## PROBLEM REQUIREMENTS:
Working line by line, output the entries below exactly as they appear.

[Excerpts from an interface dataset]
'''

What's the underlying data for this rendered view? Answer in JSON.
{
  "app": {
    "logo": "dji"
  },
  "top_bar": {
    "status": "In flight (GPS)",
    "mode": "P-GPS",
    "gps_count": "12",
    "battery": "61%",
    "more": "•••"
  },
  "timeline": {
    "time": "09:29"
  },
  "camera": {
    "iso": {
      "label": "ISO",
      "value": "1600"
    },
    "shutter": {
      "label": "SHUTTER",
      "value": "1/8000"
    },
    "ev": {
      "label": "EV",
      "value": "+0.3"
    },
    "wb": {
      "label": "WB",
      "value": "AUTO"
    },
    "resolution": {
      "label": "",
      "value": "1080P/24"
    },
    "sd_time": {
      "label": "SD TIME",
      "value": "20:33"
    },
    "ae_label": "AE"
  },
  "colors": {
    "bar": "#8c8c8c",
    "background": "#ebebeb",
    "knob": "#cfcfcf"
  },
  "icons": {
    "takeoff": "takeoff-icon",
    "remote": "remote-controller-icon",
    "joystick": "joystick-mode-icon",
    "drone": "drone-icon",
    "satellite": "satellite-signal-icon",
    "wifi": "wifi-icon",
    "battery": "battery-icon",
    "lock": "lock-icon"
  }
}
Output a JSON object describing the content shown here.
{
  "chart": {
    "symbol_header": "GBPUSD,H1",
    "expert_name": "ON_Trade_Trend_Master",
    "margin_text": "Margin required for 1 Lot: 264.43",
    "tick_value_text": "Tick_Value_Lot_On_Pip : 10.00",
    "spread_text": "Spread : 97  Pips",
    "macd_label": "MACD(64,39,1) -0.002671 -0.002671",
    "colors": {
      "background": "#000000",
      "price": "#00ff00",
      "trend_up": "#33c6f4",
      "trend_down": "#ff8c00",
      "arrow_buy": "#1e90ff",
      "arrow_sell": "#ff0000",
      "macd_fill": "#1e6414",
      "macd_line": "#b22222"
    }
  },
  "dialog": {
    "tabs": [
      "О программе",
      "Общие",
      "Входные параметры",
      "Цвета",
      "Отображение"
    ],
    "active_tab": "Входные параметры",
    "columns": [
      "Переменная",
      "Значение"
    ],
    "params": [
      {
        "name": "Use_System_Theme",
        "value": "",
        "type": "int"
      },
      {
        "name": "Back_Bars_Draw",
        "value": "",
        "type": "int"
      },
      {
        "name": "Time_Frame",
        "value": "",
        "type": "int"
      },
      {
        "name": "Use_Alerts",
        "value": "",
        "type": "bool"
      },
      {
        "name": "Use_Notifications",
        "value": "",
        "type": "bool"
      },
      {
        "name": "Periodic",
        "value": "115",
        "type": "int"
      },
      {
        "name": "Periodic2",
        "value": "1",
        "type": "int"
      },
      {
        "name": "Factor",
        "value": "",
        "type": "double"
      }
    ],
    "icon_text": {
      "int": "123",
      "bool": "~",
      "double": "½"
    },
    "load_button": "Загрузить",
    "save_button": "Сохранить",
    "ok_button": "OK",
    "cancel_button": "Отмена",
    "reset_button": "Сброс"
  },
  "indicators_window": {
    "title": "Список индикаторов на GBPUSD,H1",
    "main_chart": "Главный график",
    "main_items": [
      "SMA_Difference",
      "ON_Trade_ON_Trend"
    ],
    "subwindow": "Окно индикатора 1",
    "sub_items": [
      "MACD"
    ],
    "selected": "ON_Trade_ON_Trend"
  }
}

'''

## REPLY TO THE EXERCISE:
What's the underlying data for this rendered view? Answer in JSON.
{
  "app": {
    "logo": "dji"
  },
  "top_bar": {
    "status": "In flight (GPS)",
    "mode": "P-GPS",
    "gps_count": "12",
    "battery": "61%",
    "more": "•••"
  },
  "timeline": {
    "time": "09:29"
  },
  "camera": {
    "iso": {
      "label": "ISO",
      "value": "1600"
    },
    "shutter": {
      "label": "SHUTTER",
      "value": "1/8000"
    },
    "ev": {
      "label": "EV",
      "value": "+0.3"
    },
    "wb": {
      "label": "WB",
      "value": "AUTO"
    },
    "resolution": {
      "label": "",
      "value": "1080P/24"
    },
    "sd_time": {
      "label": "SD TIME",
      "value": "20:33"
    },
    "ae_label": "AE"
  },
  "colors": {
    "bar": "#8c8c8c",
    "background": "#ebebeb",
    "knob": "#cfcfcf"
  },
  "icons": {
    "takeoff": "takeoff-icon",
    "remote": "remote-controller-icon",
    "joystick": "joystick-mode-icon",
    "drone": "drone-icon",
    "satellite": "satellite-signal-icon",
    "wifi": "wifi-icon",
    "battery": "battery-icon",
    "lock": "lock-icon"
  }
}
Output a JSON object describing the content shown here.
{
  "chart": {
    "symbol_header": "GBPUSD,H1",
    "expert_name": "ON_Trade_Trend_Master",
    "margin_text": "Margin required for 1 Lot: 264.43",
    "tick_value_text": "Tick_Value_Lot_On_Pip : 10.00",
    "spread_text": "Spread : 97  Pips",
    "macd_label": "MACD(64,39,1) -0.002671 -0.002671",
    "colors": {
      "background": "#000000",
      "price": "#00ff00",
      "trend_up": "#33c6f4",
      "trend_down": "#ff8c00",
      "arrow_buy": "#1e90ff",
      "arrow_sell": "#ff0000",
      "macd_fill": "#1e6414",
      "macd_line": "#b22222"
    }
  },
  "dialog": {
    "tabs": [
      "О программе",
      "Общие",
      "Входные параметры",
      "Цвета",
      "Отображение"
    ],
    "active_tab": "Входные параметры",
    "columns": [
      "Переменная",
      "Значение"
    ],
    "params": [
      {
        "name": "Use_System_Theme",
        "value": "",
        "type": "int"
      },
      {
        "name": "Back_Bars_Draw",
        "value": "",
        "type": "int"
      },
      {
        "name": "Time_Frame",
        "value": "",
        "type": "int"
      },
      {
        "name": "Use_Alerts",
        "value": "",
        "type": "bool"
      },
      {
        "name": "Use_Notifications",
        "value": "",
        "type": "bool"
      },
      {
        "name": "Periodic",
        "value": "115",
        "type": "int"
      },
      {
        "name": "Periodic2",
        "value": "1",
        "type": "int"
      },
      {
        "name": "Factor",
        "value": "",
        "type": "double"
      }
    ],
    "icon_text": {
      "int": "123",
      "bool": "~",
      "double": "½"
    },
    "load_button": "Загрузить",
    "save_button": "Сохранить",
    "ok_button": "OK",
    "cancel_button": "Отмена",
    "reset_button": "Сброс"
  },
  "indicators_window": {
    "title": "Список индикаторов на GBPUSD,H1",
    "main_chart": "Главный график",
    "main_items": [
      "SMA_Difference",
      "ON_Trade_ON_Trend"
    ],
    "subwindow": "Окно индикатора 1",
    "sub_items": [
      "MACD"
    ],
    "selected": "ON_Trade_ON_Trend"
  }
}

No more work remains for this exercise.